• endometriomas – < 5 mm: early stage disease; > 15 mm: advanced disease– shading sign 25: may be less likely to respond to medical treatment 28 – low T1 and T2 due to tissue and haemosiderin laden macrophages 1 – diagnostic criteria:

• multiple cysts with T1 hyperintensity OR • one or more cysts with high T1 and shading on T2

Hemorrhagic cyst of the right ovary in a 21-year-old woman.

Patel M D et al. Radiology 1999;210:739-745

©1999 by Radiological Society of North America

Figure 15a.  Bilateral endometriomas in a 27-year-old woman.

Woodward P J et al. Radiographics 2001;21:193-216

©2001 by Radiological Society of North America

ADENOMYOSIS• Adenomyosis is a nonneoplastic condition,

characterized by benign invasion of ectopic endometrium into the myometrium with hyperplasia of adjacent smooth muscle.

Figure 2a.  Imaging signs of adenomyosis.

Reinhold C et al. Radiographics 1999;19:S147-S160

©1999 by Radiological Society of North America

Uterine Fibroid

• A uterine leiomyoma (uterine fibroid) is a benign tumour of myometrial (smooth muscle) origin. It is the most common solid benign uterine neoplasm

• pidemiology • They occur in ~ 20 - 30% of women of

reproductive age 1 and are particularly common in the African population .

• a number of locations within or out of the uterus :• Within the uterus• intra-mural leiomyoma : most common• sub-serosal leiomyoma• sub-mucosal leiomyoma : least common : ~ 10 -

15 %

They can also undergo several types of degeneration

• hyaline degeneration, cystic degeneration• myxoid degeneration, red - carneous• extra uterine pelvic leiomyomas7

• Pelvic ultrasound• ultrasound is used to diagnose the presence and

monitor the growth of fibroids• uncomplicated leiomyomas are usually hypo-

echoic.• calcification is seen as echogenic foci with

shadowing• cystic areas of necrosis / degeneration may be


• CT• on CT images, fibroids are usually of soft tissue

density but may exhibit coarse peripheral or central calcification

• they may distort the usually smooth uterine contour• enhancement pattern is variable• Pelvic MRI• Signal characteristics are variable, and include 1-2

• T1 : – non-degenerated fibroids and calcification appear as low
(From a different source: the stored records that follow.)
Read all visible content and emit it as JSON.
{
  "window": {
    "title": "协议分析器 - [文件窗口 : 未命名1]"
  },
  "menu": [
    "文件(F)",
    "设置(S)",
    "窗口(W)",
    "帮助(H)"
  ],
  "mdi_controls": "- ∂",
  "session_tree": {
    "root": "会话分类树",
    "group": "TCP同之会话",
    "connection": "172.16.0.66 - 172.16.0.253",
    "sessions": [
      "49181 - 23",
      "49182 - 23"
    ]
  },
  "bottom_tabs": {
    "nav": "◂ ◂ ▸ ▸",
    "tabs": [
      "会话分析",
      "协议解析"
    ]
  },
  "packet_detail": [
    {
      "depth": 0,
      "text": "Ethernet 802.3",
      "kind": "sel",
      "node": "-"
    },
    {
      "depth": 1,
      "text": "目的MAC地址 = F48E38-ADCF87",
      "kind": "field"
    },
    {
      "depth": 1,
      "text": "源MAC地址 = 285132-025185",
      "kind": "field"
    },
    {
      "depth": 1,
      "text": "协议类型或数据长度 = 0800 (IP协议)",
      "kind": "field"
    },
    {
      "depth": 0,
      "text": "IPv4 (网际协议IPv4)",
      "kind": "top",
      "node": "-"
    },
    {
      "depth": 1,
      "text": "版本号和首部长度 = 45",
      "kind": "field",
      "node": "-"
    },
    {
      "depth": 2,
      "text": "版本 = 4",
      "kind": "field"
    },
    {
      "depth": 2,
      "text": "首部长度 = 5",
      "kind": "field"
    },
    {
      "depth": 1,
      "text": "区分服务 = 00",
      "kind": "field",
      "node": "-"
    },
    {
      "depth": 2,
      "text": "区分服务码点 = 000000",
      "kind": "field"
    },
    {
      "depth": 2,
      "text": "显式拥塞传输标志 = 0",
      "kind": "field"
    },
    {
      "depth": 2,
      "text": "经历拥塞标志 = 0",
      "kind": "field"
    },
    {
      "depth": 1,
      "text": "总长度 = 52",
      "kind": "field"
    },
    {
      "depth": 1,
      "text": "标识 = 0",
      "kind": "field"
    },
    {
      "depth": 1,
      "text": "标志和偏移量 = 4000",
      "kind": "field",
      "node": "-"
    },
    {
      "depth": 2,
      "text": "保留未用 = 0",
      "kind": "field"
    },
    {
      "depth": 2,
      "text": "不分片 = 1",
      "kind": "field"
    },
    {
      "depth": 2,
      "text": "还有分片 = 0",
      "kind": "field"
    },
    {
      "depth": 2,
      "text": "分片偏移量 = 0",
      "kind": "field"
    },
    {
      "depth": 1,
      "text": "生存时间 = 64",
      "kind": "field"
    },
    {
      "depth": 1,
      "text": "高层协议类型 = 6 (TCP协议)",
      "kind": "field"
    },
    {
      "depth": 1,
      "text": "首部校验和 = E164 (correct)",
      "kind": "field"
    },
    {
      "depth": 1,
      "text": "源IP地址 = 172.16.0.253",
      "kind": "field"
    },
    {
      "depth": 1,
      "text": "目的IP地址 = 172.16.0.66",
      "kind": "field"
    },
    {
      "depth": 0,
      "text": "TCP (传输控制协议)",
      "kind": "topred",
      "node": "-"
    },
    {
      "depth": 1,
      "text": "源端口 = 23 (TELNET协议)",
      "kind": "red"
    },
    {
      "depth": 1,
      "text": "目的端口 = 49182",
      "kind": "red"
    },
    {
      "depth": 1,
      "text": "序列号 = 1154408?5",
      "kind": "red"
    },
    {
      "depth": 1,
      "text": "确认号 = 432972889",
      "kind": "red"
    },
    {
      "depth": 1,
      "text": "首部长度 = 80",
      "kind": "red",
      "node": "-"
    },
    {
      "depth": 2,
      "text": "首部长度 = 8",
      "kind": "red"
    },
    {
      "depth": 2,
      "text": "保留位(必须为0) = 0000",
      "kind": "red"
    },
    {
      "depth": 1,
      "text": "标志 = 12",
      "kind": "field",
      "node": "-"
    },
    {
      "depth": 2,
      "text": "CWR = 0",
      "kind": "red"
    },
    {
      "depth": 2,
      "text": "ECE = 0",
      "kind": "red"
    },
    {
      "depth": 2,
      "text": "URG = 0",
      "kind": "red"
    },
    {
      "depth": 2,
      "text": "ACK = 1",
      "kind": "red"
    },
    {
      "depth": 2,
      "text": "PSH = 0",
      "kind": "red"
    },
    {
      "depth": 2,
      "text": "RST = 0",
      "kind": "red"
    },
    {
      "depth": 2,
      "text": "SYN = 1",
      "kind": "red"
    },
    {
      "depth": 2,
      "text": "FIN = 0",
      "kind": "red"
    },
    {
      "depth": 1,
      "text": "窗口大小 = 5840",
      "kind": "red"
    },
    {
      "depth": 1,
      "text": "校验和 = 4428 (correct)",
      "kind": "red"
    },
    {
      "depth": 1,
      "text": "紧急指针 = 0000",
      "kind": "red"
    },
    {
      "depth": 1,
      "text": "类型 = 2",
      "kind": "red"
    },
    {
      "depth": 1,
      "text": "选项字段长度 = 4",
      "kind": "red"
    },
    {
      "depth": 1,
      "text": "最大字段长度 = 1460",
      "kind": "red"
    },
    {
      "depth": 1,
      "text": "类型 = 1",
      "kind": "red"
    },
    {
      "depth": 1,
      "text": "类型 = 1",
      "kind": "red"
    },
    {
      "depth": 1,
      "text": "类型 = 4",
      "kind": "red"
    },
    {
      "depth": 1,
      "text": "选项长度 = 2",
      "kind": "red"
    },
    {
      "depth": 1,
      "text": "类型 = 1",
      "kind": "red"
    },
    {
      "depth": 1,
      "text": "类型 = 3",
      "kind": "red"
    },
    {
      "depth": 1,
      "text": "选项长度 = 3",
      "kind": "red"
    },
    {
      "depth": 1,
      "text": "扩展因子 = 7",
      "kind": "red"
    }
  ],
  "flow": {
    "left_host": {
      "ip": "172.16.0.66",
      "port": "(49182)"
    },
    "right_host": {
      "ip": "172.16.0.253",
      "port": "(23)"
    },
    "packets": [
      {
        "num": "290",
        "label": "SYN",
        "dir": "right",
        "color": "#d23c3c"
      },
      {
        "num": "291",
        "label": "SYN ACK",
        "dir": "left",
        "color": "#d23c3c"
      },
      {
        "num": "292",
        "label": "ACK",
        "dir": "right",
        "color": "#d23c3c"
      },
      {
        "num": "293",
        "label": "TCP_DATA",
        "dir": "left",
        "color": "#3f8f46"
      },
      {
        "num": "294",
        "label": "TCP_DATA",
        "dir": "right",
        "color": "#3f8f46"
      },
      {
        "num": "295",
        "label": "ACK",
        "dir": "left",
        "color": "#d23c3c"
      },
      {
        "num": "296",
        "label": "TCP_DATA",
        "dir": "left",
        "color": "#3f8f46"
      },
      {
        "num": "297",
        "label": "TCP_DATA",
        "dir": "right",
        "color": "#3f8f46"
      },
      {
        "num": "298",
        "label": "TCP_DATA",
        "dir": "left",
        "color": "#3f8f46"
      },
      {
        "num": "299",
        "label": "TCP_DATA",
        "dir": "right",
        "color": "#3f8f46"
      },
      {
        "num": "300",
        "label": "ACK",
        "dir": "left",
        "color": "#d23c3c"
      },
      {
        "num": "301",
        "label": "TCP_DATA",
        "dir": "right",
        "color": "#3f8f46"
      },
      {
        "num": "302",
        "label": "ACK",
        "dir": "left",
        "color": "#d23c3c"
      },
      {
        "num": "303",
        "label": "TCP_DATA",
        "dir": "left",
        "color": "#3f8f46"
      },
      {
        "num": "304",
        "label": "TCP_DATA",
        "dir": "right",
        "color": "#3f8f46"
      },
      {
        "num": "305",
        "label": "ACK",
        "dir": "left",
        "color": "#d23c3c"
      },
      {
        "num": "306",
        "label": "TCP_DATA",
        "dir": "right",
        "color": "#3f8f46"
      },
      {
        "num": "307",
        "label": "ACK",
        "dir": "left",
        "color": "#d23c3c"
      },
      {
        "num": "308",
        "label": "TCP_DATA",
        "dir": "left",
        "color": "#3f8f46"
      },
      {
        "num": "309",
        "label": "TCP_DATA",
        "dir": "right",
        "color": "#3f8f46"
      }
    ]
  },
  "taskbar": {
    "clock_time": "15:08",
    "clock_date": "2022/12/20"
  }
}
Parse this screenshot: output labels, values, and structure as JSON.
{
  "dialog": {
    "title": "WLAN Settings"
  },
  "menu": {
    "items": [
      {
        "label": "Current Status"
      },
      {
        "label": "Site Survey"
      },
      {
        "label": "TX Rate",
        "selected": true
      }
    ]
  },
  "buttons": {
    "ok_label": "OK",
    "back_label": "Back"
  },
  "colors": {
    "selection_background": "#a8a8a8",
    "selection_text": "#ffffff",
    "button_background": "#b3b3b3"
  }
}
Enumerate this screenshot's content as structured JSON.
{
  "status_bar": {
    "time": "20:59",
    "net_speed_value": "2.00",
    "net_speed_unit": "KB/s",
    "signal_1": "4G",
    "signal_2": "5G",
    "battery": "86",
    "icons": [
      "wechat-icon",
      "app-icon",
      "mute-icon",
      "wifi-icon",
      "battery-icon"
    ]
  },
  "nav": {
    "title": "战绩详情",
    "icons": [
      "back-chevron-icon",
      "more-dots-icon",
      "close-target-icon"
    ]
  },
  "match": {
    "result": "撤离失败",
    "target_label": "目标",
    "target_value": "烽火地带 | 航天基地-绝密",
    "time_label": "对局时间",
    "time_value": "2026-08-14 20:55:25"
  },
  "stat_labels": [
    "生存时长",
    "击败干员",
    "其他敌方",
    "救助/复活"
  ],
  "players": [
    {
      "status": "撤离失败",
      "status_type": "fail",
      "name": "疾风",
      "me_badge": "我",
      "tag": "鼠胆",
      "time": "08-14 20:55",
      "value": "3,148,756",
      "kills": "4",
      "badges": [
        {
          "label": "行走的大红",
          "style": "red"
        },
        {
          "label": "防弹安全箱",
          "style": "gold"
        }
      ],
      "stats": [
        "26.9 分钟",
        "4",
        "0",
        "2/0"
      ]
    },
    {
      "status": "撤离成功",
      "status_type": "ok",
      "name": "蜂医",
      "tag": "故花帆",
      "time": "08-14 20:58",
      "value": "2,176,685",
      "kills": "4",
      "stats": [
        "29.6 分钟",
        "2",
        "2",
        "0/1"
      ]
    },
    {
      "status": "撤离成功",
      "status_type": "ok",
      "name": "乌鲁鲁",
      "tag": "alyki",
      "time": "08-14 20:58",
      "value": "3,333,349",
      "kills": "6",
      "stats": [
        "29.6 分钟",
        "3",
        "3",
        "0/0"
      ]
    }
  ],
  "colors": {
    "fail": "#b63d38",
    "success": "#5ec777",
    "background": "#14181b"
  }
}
to intermediate signal intensity compared with the normal myometrium

• T2 : – non-degenerated fibroids and calcification appear as

low signal intensity – as they are usually hypervascular, flow voids are often

observed around them 10 – fibroids that have undergone cystic degeneration /

necrosis can have a variable appearance, usually appearing high signal on T2 sequences.

• T1 C+ (Gd) : – variable enhancement is seen with contrast